The Suspended Step of the Stork (To Meteoro Vima tou Pelargou) (1991, 136:19, 12)
Landscape in the Mist was released just before the downfall of the Communist regimes of Eastern Europe. The Suspended Step of the Stork was made shortly afterwards. Along with Ulysses' Gaze and Eternity and a Day, both to be included in Volume 3 of the Collection, it makes up Angelopoulos's Trilogy of Borders, The title is explained early on: the boundary between Greece and Albania is a line drawn across a bridge, and if you raise your foot over the line you cannot put it down again, for fear of arrest or worse.
Alexandre (Gregory Karr), a journalist, is working at a border town which is called “the waiting room” by its inhabitants as it houses a large number of refugees. Indeed many of those inhabitants are themselves refugees who had entered the country illegally. One of them is an old man (Marcello Mastroianni). Alexandre thinks that he is a Greek politician who disappeared many years ago. His identity is not resolved: the story allows Angelopoulos ti meditate on the divisions between people and countries, emblematised in a surreal scene of a wedding ceremony taking place on both banks of the river that marks the national boundary.
The Theo Angelopoulos Collection Volume 2 comprises five dual-layered discs encoded for all regions, one for each film. The 18 certificate is due to The Beekeeper. Landscape in the Mist was given a 15 certificate for home viewing on its VHS release, while the other three films' certificates have not been confirmed by the BBFC website at the time of writing. [Update: BBFC certificates have since been confirmed and are listed against each film.]
The Beekeeper was the only one of the five not supplied as a checkdisc for this review, so I do not know if it is the 2010 DVD repackaged, though that is more likely than it being reauthored for this boxset. (The other four films, and the four in Volume 1, have a uniform menu design.)

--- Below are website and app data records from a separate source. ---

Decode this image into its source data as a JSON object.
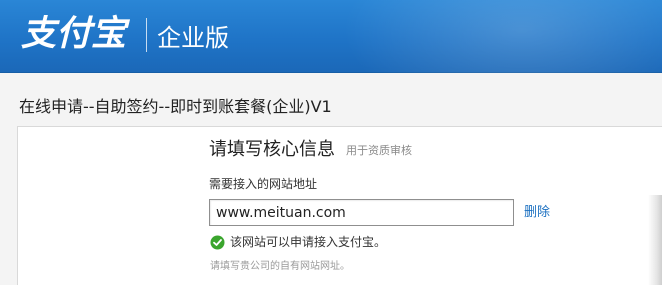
{
  "header": {
    "logo_text": "支付宝",
    "product_label": "企业版",
    "colors": {
      "bg": "#1f74c7",
      "text": "#ffffff"
    }
  },
  "page_title": "在线申请--自助签约--即时到账套餐(企业)V1",
  "form": {
    "section_title": "请填写核心信息",
    "section_subtitle": "用于资质审核",
    "field_label": "需要接入的网站地址",
    "url_value": "www.meituan.com",
    "delete_label": "删除",
    "status_icon": "check-circle-icon",
    "status_text": "该网站可以申请接入支付宝。",
    "hint": "请填写贵公司的自有网站网址。",
    "colors": {
      "link": "#1a6fc0",
      "success": "#3aa52d"
    }
  }
}
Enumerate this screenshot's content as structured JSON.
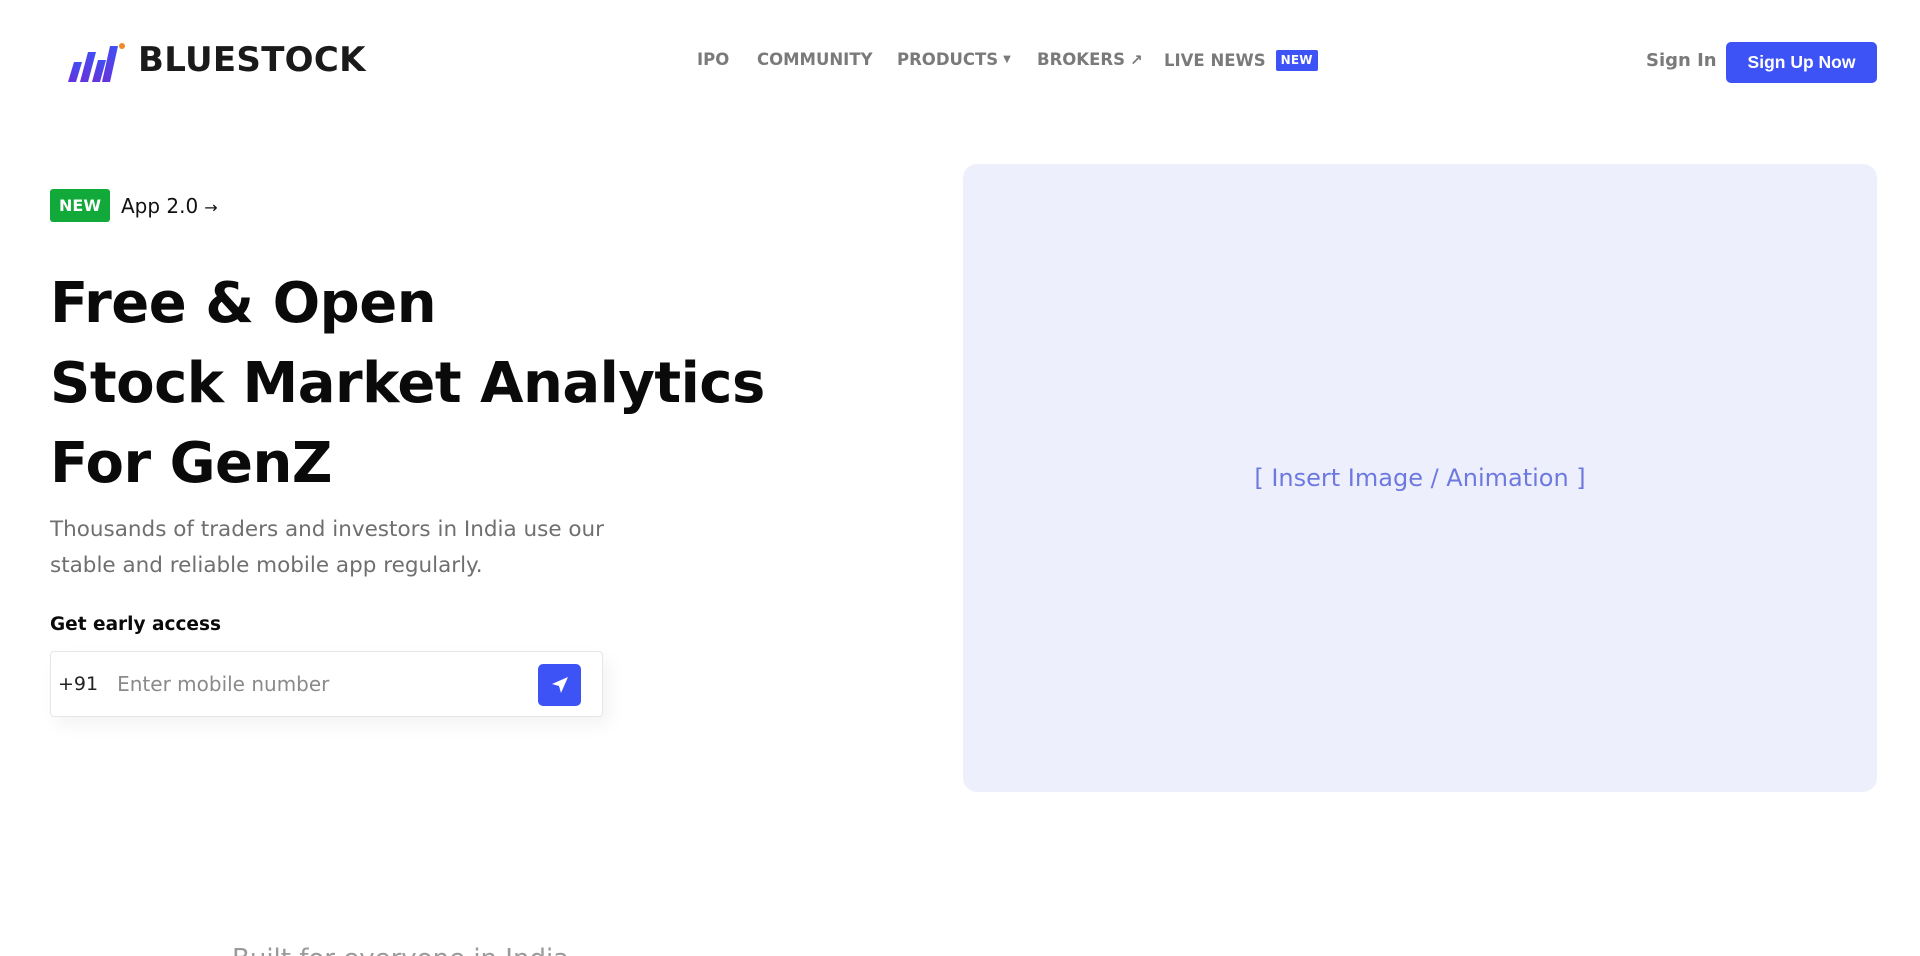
{
  "brand": {
    "name": "BLUESTOCK",
    "logo_icon": "bluestock-logo-icon",
    "accent": "#3d53f5"
  },
  "nav": {
    "items": [
      {
        "label": "IPO"
      },
      {
        "label": "COMMUNITY"
      },
      {
        "label": "PRODUCTS",
        "icon": "caret-down-icon"
      },
      {
        "label": "BROKERS",
        "icon": "arrow-up-right-icon"
      },
      {
        "label": "LIVE NEWS",
        "badge": "NEW"
      }
    ]
  },
  "auth": {
    "signin_label": "Sign In",
    "signup_label": "Sign Up Now"
  },
  "hero": {
    "announcement": {
      "badge": "NEW",
      "text": "App 2.0",
      "arrow": "→",
      "badge_color": "#12a93b"
    },
    "title_lines": [
      "Free & Open",
      "Stock Market Analytics",
      "For GenZ"
    ],
    "subtitle": "Thousands of traders and investors in India use our stable and reliable mobile app regularly.",
    "early_access_label": "Get early access",
    "phone": {
      "country_code": "+91",
      "placeholder": "Enter mobile number",
      "value": "",
      "send_icon": "send-icon"
    },
    "media_placeholder": "[ Insert Image / Animation ]"
  },
  "partial_section_text": "Built for everyone in India"
}
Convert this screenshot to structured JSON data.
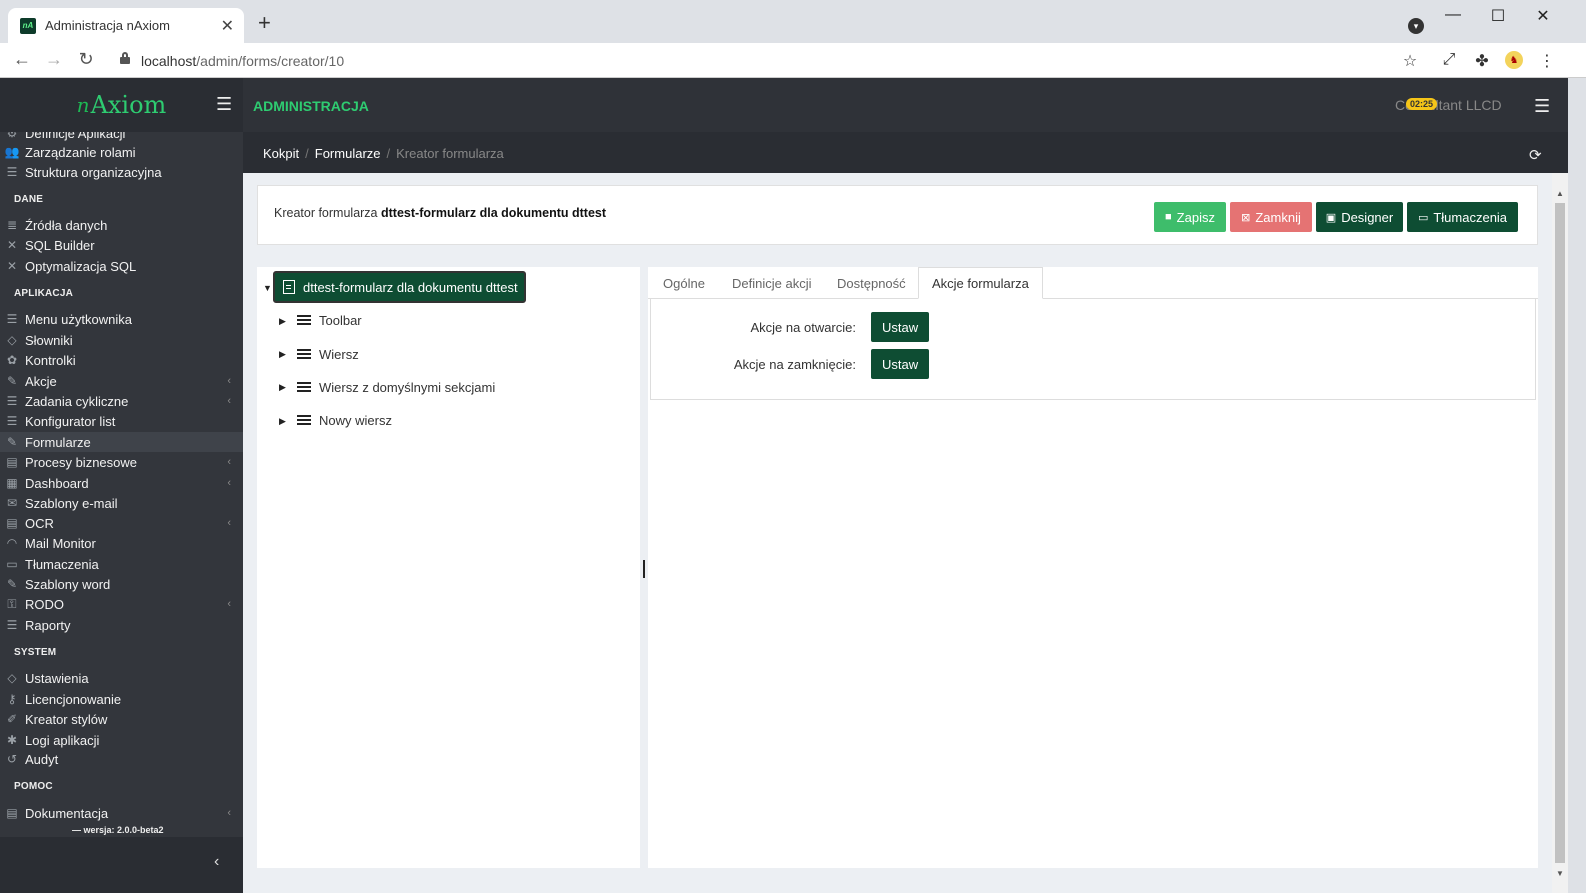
{
  "browser": {
    "tab_title": "Administracja nAxiom",
    "tab_favicon": "nA",
    "url_host": "localhost",
    "url_path": "/admin/forms/creator/10"
  },
  "header": {
    "brand_n": "n",
    "brand_name": "Axiom",
    "title": "ADMINISTRACJA",
    "timer": "02:25",
    "user": "Consultant LLCD"
  },
  "sidebar": {
    "partial_item": "Definicje Aplikacji",
    "items_top": [
      {
        "label": "Zarządzanie rolami",
        "icon": "users-icon"
      },
      {
        "label": "Struktura organizacyjna",
        "icon": "list-icon"
      }
    ],
    "sections": {
      "dane": "DANE",
      "aplikacja": "APLIKACJA",
      "system": "SYSTEM",
      "pomoc": "POMOC"
    },
    "dane_items": [
      "Źródła danych",
      "SQL Builder",
      "Optymalizacja SQL"
    ],
    "aplikacja_items": [
      "Menu użytkownika",
      "Słowniki",
      "Kontrolki",
      "Akcje",
      "Zadania cykliczne",
      "Konfigurator list",
      "Formularze",
      "Procesy biznesowe",
      "Dashboard",
      "Szablony e-mail",
      "OCR",
      "Mail Monitor",
      "Tłumaczenia",
      "Szablony word",
      "RODO",
      "Raporty"
    ],
    "system_items": [
      "Ustawienia",
      "Licencjonowanie",
      "Kreator stylów",
      "Logi aplikacji",
      "Audyt"
    ],
    "pomoc_items": [
      "Dokumentacja"
    ],
    "version": "— wersja: 2.0.0-beta2"
  },
  "breadcrumb": {
    "items": [
      "Kokpit",
      "Formularze"
    ],
    "current": "Kreator formularza"
  },
  "page": {
    "title_prefix": "Kreator formularza",
    "title_name": "dttest-formularz dla dokumentu dttest",
    "buttons": {
      "save": "Zapisz",
      "close": "Zamknij",
      "designer": "Designer",
      "translations": "Tłumaczenia"
    },
    "colors": {
      "save": "#3ebd6b",
      "close": "#e57373",
      "dark_green": "#0e4d33"
    }
  },
  "tree": {
    "root": "dttest-formularz dla dokumentu dttest",
    "nodes": [
      "Toolbar",
      "Wiersz",
      "Wiersz z domyślnymi sekcjami",
      "Nowy wiersz"
    ]
  },
  "tabs": {
    "items": [
      "Ogólne",
      "Definicje akcji",
      "Dostępność",
      "Akcje formularza"
    ],
    "active": "Akcje formularza"
  },
  "form_actions": {
    "on_open_label": "Akcje na otwarcie:",
    "on_close_label": "Akcje na zamknięcie:",
    "set_label": "Ustaw"
  }
}
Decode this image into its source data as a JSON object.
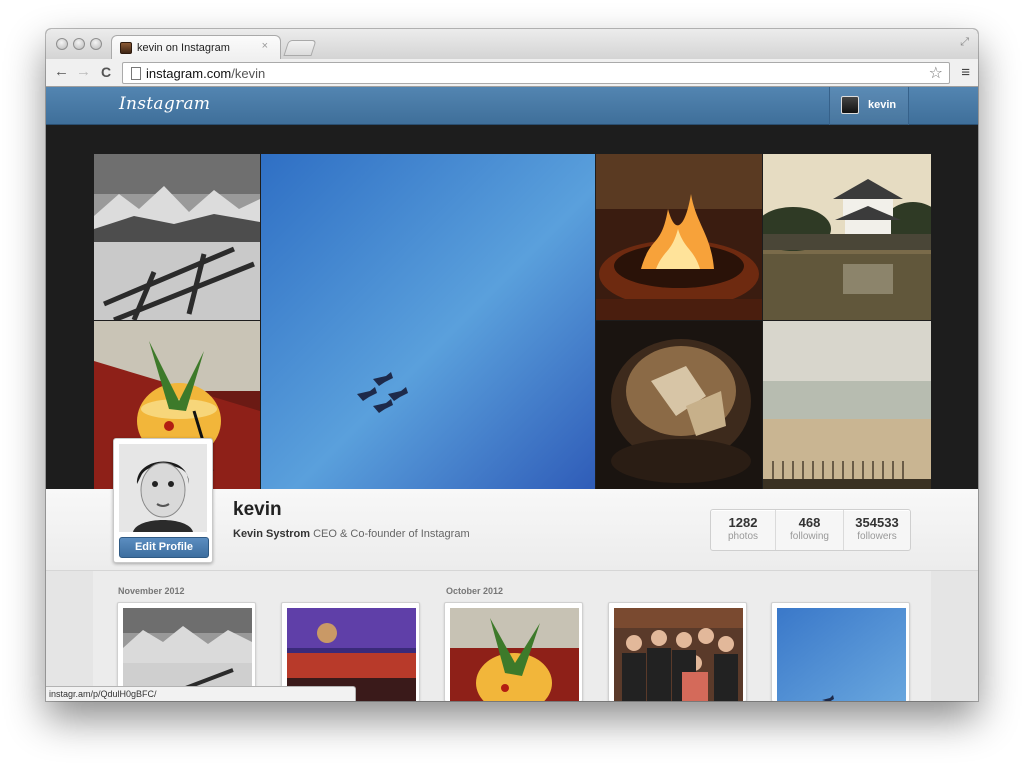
{
  "browser": {
    "tab_title": "kevin on Instagram",
    "tab_close": "×",
    "url_host": "instagram.com",
    "url_path": "/kevin",
    "back_glyph": "←",
    "forward_glyph": "→",
    "reload_glyph": "C",
    "star_glyph": "☆",
    "menu_glyph": "≡",
    "fullscreen_glyph": "⤢"
  },
  "header": {
    "logo": "Instagram",
    "username": "kevin"
  },
  "profile": {
    "name": "kevin",
    "full_name": "Kevin Systrom",
    "bio": "CEO & Co-founder of Instagram",
    "edit_button": "Edit Profile",
    "stats": [
      {
        "value": "1282",
        "label": "photos"
      },
      {
        "value": "468",
        "label": "following"
      },
      {
        "value": "354533",
        "label": "followers"
      }
    ]
  },
  "feed": {
    "months": [
      "November 2012",
      "October 2012"
    ]
  },
  "status_bar": "instagr.am/p/QdulH0gBFC/",
  "icons": {
    "page": "page-icon",
    "star": "star-icon",
    "menu": "hamburger-menu-icon"
  }
}
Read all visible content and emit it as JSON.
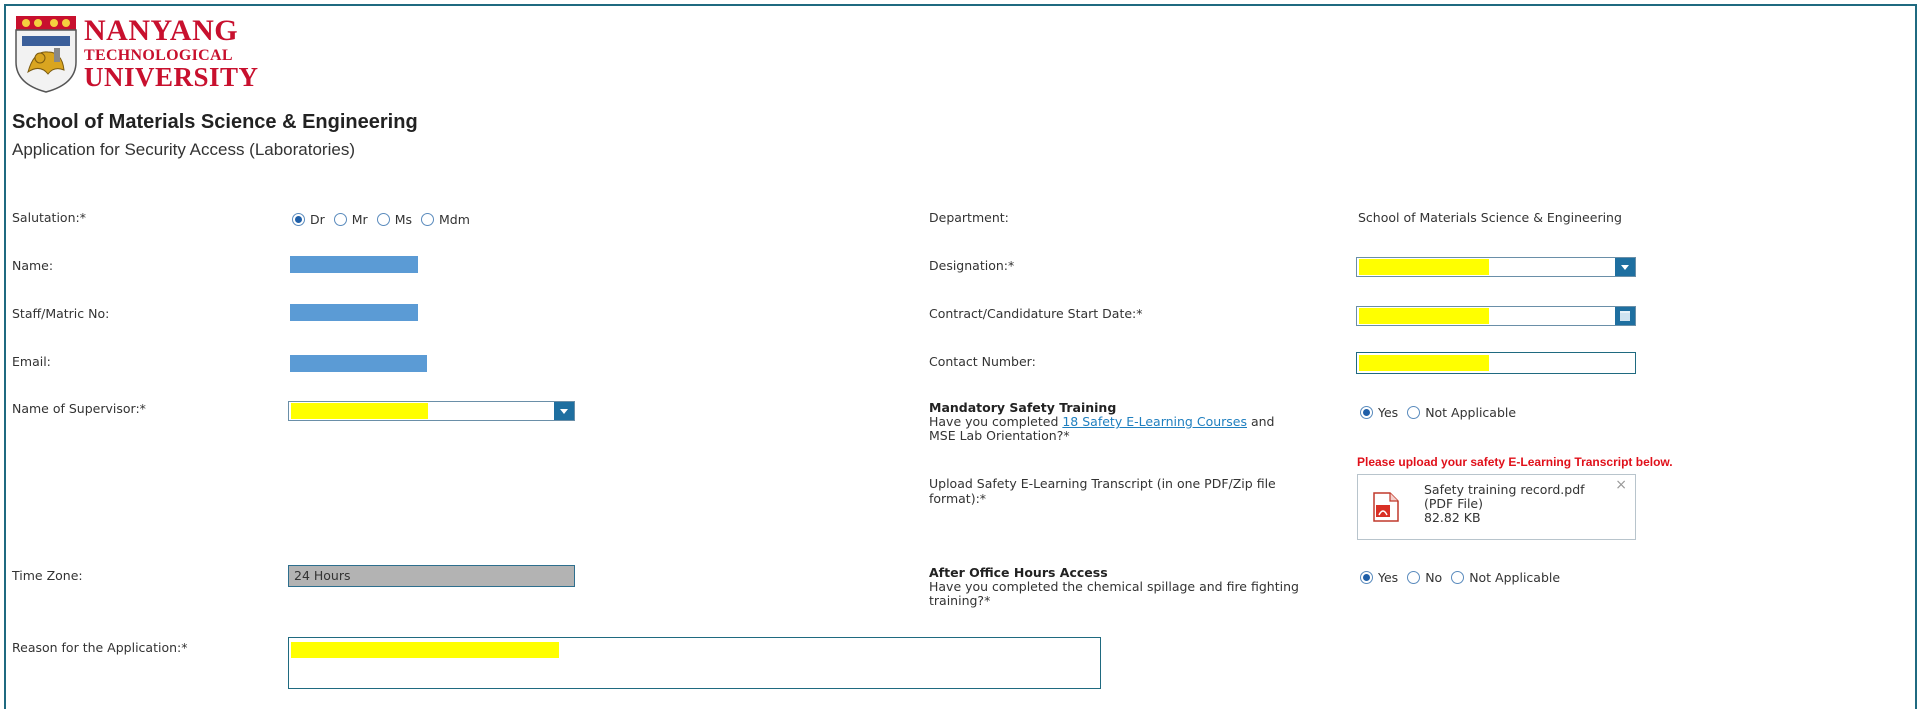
{
  "header": {
    "logo_line1": "NANYANG",
    "logo_line2": "TECHNOLOGICAL",
    "logo_line3": "UNIVERSITY",
    "school": "School of Materials Science & Engineering",
    "form_title": "Application for Security Access (Laboratories)"
  },
  "form": {
    "salutation": {
      "label": "Salutation:",
      "required": "*",
      "options": [
        "Dr",
        "Mr",
        "Ms",
        "Mdm"
      ],
      "selected": "Dr"
    },
    "name": {
      "label": "Name:"
    },
    "staff_no": {
      "label": "Staff/Matric No:"
    },
    "email": {
      "label": "Email:"
    },
    "supervisor": {
      "label": "Name of Supervisor:",
      "required": "*"
    },
    "time_zone": {
      "label": "Time Zone:",
      "value": "24 Hours"
    },
    "reason": {
      "label": "Reason for the Application:",
      "required": "*"
    },
    "department": {
      "label": "Department:",
      "value": "School of Materials Science & Engineering"
    },
    "designation": {
      "label": "Designation:",
      "required": "*"
    },
    "start_date": {
      "label": "Contract/Candidature Start Date:",
      "required": "*"
    },
    "contact": {
      "label": "Contact Number:"
    },
    "safety_training": {
      "heading": "Mandatory Safety Training",
      "question_pre": "Have you completed ",
      "link": "18 Safety E-Learning Courses",
      "question_post": " and MSE Lab Orientation?",
      "required": "*",
      "options": [
        "Yes",
        "Not Applicable"
      ],
      "selected": "Yes"
    },
    "upload": {
      "label": "Upload Safety E-Learning Transcript (in one PDF/Zip file format):",
      "required": "*",
      "warning": "Please upload your safety E-Learning Transcript below.",
      "file_name": "Safety training record.pdf",
      "file_type": "(PDF File)",
      "file_size": "82.82 KB",
      "close_symbol": "×"
    },
    "after_hours": {
      "heading": "After Office Hours Access",
      "question": "Have you completed the chemical spillage and fire fighting training?",
      "required": "*",
      "options": [
        "Yes",
        "No",
        "Not Applicable"
      ],
      "selected": "Yes"
    }
  },
  "colors": {
    "border": "#1f6a80",
    "redaction_blue": "#5b9bd5",
    "redaction_yellow": "#ffff00",
    "warning_red": "#e0101a",
    "brand_red": "#c8102e"
  }
}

The first four films are in a ratio of 1.33:1. That certainly seems correct, though I will note that the only one of these five that I saw in the cinema (Landscape in the Mist) was shown in 1.66:1 when I saw it. With The Suspended Step of the Stork Angelopoulos has embraced the wider screen: this DVD transfer is in a ratio of 1.78:1 and is anamorphically enhanced. The colours of Alexander the Great seem a little duller than those of the other films, and shows signs of fading – some scenes have a pinkish hue that I doubt is intended. There's some print damage on all of the films, mostly speckles particularly near to where the reel changes would be in 35mm prints. But on the whole these look quite acceptable and often more than that. If The Beekeeper has not been reauthored, then these comments from my original review apply: “This transfer does seem as if it's a few years old, as it doesn't look like the HD-derived one that would be used nowadays: there's some noise and the image is softer than it perhaps should be, though Angelopoulos's and Arvanatis's preference for muted colours and natural light may have something to do with that. It's certainly acceptable, just not top-notch.”
The soundtrack is in mono for all five films and is quite clear and well balanced. English subtitles are optionally available, though short exchanges in English in Alexander the Great and The Suspended Step of the Stork go unsubtitled. If The Beekeeper is the previous DVD repackaged, there will be a French-dubbed track included on its disc as well as the mostly-Greek-with-some-French original.
There are no extras on any of the discs that I received, though again The Beekeeper may be an exception. The original disc contained a French trailer for the film, plus trailers for four other Artificial Eye releases.